Posted by fxckfeelings on March 6, 2017Share This Post
It’s hard to knock the idea that being helpful to your friends is good for everyone, but when you’re always there to help and they only come to you in a crisis, that’s a good recipe for being used and becoming resentful. Even if being helpful will make you feel good about yourself in the short run and win you gratitude, it’s only worth it if you’re also mindful of your own needs and the character of the so-called friend requiring your assistance. Otherwise, your giving instincts can expose you to harm, exhaustion, and a whole bunch of other not-good stuff.
I’m a women in my 20s with a good tech job, but I feel like I’m always ignored by everybody, almost like I don’t exist. I do have many friends, but even they aren’t real with me— I feel that they don’t really care about me and are only good to me when they need something or need a shoulder to cry on. Then, when they feel better or have happy news to share, they find someone else to take it to, which doesn’t make any sense to me. I feel like everybody throws their problems onto me so they can go off and be happy, but I’m left here all alone to deal with the sadness on my own. My goal is to feel acknowledged and loved, not ignored and used.

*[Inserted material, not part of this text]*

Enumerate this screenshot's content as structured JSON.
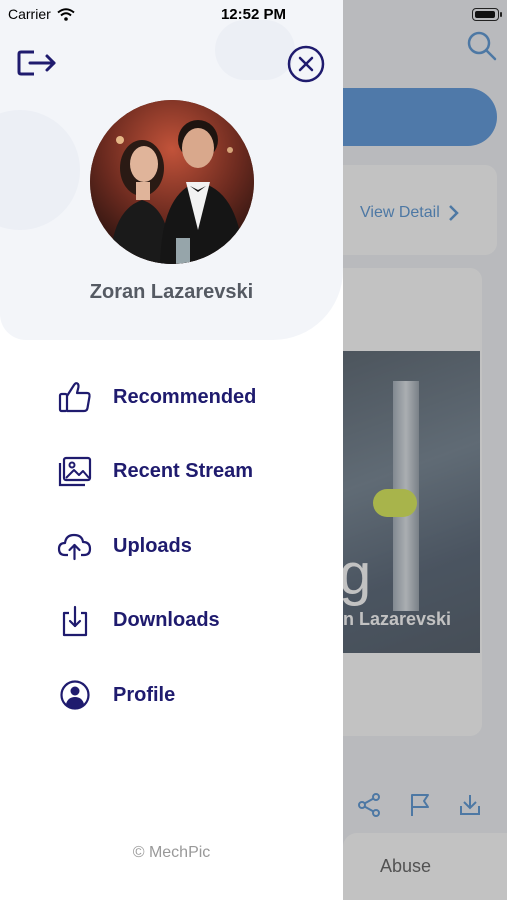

As you know all to well, it’s really easy to have lots of fake friends, because there will always be people who want to be with if you have something desirable to give, from money, to sex to a shoulder to lean on. Unfortunately, as easy as it is to make those kinds of friends, it’s really hard to live without real friends who really know and like you, not just the stuff you have to offer. As you’ve discovered, opening your heart to needy non-friends will make you increasingly angry and lonely as you suffer from the one-way nature of your relationships, thus making you even more disposed to over-giving.
Providing easy access to care and sympathy isn’t just unlikely to give you control of your loneliness, it also reduces your friendship opportunities by filling your life with non-friends and your heart with sadness. So feeling acknowledged and loved is not a good goal—though it’s a reasonable wish—because it’s not something you control and trying to control it causes harm.
Instead, your goal is to maintain your distance and tolerate loneliness until you learn how to be more careful to screen for friends who would never use anyone for a human Kleenex unless willing to offer real friendship in return.
When meeting new people, take time to see whether they’re interested in giving you the same attention and caring that you’re ready to give them. See how they respond when you give a little bit and whether their other relationships are solidly balanced between give and take. You can’t control loneliness or make good friends whenever you want to, but you can protect yourself from harm while actively looking for people who will be worth the effort.
At the same time, dump people quickly if they don’t seem to have what you need or meet your give-and-take criteria. You’ll get worn out and angry if you try to make someone into a friend who doesn’t have it to give. If you build up your independence by learning to enjoy your own company while being reasonably selective with the people you choose to become close to, you will never be a victim of loneliness or a martyr to selfishness.
And if you must endure loneliness for a while, the pain isn’t evidence that you’ve failed at friendship or are unlikely to succeed in the long run, but proof that you’re doing the right thing, protecting yourself from being used and ensuring that you’ll be ready when opportunities to make good, real friends finally arrive.
“I may find myself friendless, but I know I have lots to offer and I simply have to find people who genuinely like me and have the capacity to be good friends. I won’t compromise until I do.”
More advice from Dr. Lastname